### Task requirements
Would you please set down the data again exactly as given, excluding the pictures?

### Stored data entries
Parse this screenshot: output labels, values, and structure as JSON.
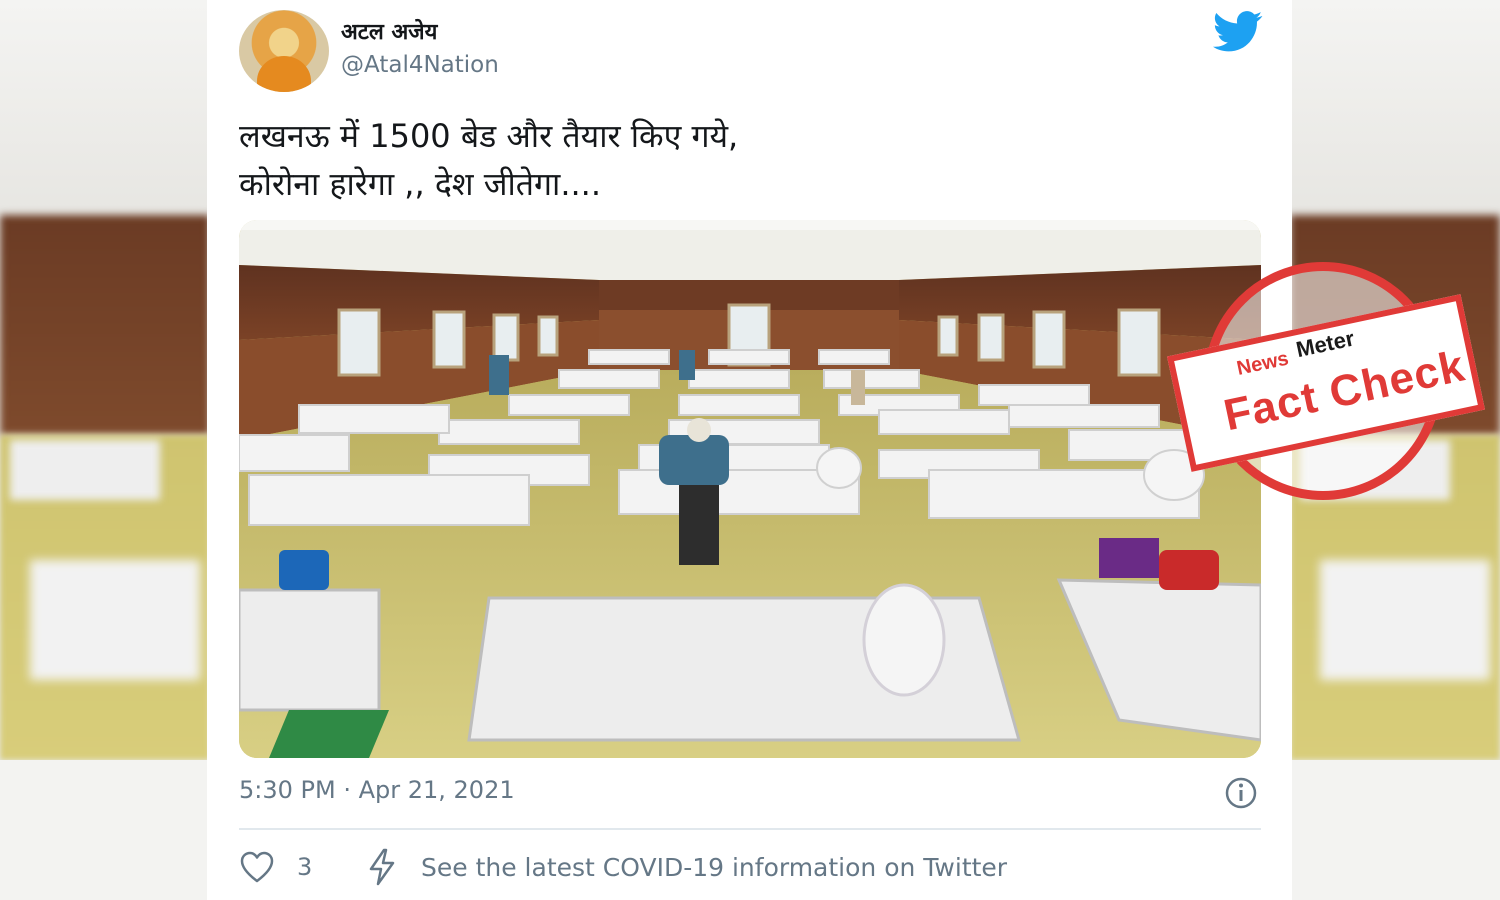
{
  "tweet": {
    "display_name": "अटल अजेय",
    "handle": "@Atal4Nation",
    "text_line1": "लखनऊ में 1500 बेड और तैयार किए गये,",
    "text_line2": "कोरोना हारेगा ,, देश जीतेगा....",
    "timestamp": "5:30 PM · Apr 21, 2021",
    "like_count": "3",
    "covid_info": "See the latest COVID-19 information on Twitter"
  },
  "stamp": {
    "news": "News",
    "meter": "Meter",
    "fact_check": "Fact Check"
  },
  "icons": {
    "brand": "twitter-bird-icon",
    "info": "info-icon",
    "like": "heart-icon",
    "covid": "lightning-bolt-icon"
  },
  "colors": {
    "twitter_blue": "#1da1f2",
    "text_primary": "#14171a",
    "text_secondary": "#657786",
    "stamp_red": "#e03a37"
  }
}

### Written response
Parse this screenshot: output labels, values, and structure as JSON.
{
  "tweet": {
    "display_name": "अटल अजेय",
    "handle": "@Atal4Nation",
    "text_line1": "लखनऊ में 1500 बेड और तैयार किए गये,",
    "text_line2": "कोरोना हारेगा ,, देश जीतेगा....",
    "timestamp": "5:30 PM · Apr 21, 2021",
    "like_count": "3",
    "covid_info": "See the latest COVID-19 information on Twitter"
  },
  "stamp": {
    "news": "News",
    "meter": "Meter",
    "fact_check": "Fact Check"
  },
  "icons": {
    "brand": "twitter-bird-icon",
    "info": "info-icon",
    "like": "heart-icon",
    "covid": "lightning-bolt-icon"
  },
  "colors": {
    "twitter_blue": "#1da1f2",
    "text_primary": "#14171a",
    "text_secondary": "#657786",
    "stamp_red": "#e03a37"
  }
}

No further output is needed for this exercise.